*** Supplied material ***
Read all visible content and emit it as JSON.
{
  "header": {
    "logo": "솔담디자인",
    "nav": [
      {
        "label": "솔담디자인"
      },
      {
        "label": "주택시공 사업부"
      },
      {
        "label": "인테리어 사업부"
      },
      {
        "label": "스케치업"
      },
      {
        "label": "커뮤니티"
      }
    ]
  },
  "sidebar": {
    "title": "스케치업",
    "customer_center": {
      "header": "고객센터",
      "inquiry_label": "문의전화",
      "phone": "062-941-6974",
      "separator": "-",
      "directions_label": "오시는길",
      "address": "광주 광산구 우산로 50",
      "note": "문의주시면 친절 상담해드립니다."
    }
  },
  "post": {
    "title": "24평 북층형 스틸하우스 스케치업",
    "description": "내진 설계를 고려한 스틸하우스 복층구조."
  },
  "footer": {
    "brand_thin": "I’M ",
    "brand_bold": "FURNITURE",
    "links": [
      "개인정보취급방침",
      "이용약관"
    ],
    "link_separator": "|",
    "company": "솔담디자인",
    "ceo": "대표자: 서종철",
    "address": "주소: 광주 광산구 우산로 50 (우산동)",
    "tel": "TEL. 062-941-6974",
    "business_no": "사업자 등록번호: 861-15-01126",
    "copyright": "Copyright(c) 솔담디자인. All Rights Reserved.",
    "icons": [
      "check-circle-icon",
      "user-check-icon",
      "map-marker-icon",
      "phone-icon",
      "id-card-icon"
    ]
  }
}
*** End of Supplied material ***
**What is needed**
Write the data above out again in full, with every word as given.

**Solution to the problem**
Read all visible content and emit it as JSON.
{
  "header": {
    "logo": "솔담디자인",
    "nav": [
      {
        "label": "솔담디자인"
      },
      {
        "label": "주택시공 사업부"
      },
      {
        "label": "인테리어 사업부"
      },
      {
        "label": "스케치업"
      },
      {
        "label": "커뮤니티"
      }
    ]
  },
  "sidebar": {
    "title": "스케치업",
    "customer_center": {
      "header": "고객센터",
      "inquiry_label": "문의전화",
      "phone": "062-941-6974",
      "separator": "-",
      "directions_label": "오시는길",
      "address": "광주 광산구 우산로 50",
      "note": "문의주시면 친절 상담해드립니다."
    }
  },
  "post": {
    "title": "24평 북층형 스틸하우스 스케치업",
    "description": "내진 설계를 고려한 스틸하우스 복층구조."
  },
  "footer": {
    "brand_thin": "I’M ",
    "brand_bold": "FURNITURE",
    "links": [
      "개인정보취급방침",
      "이용약관"
    ],
    "link_separator": "|",
    "company": "솔담디자인",
    "ceo": "대표자: 서종철",
    "address": "주소: 광주 광산구 우산로 50 (우산동)",
    "tel": "TEL. 062-941-6974",
    "business_no": "사업자 등록번호: 861-15-01126",
    "copyright": "Copyright(c) 솔담디자인. All Rights Reserved.",
    "icons": [
      "check-circle-icon",
      "user-check-icon",
      "map-marker-icon",
      "phone-icon",
      "id-card-icon"
    ]
  }
}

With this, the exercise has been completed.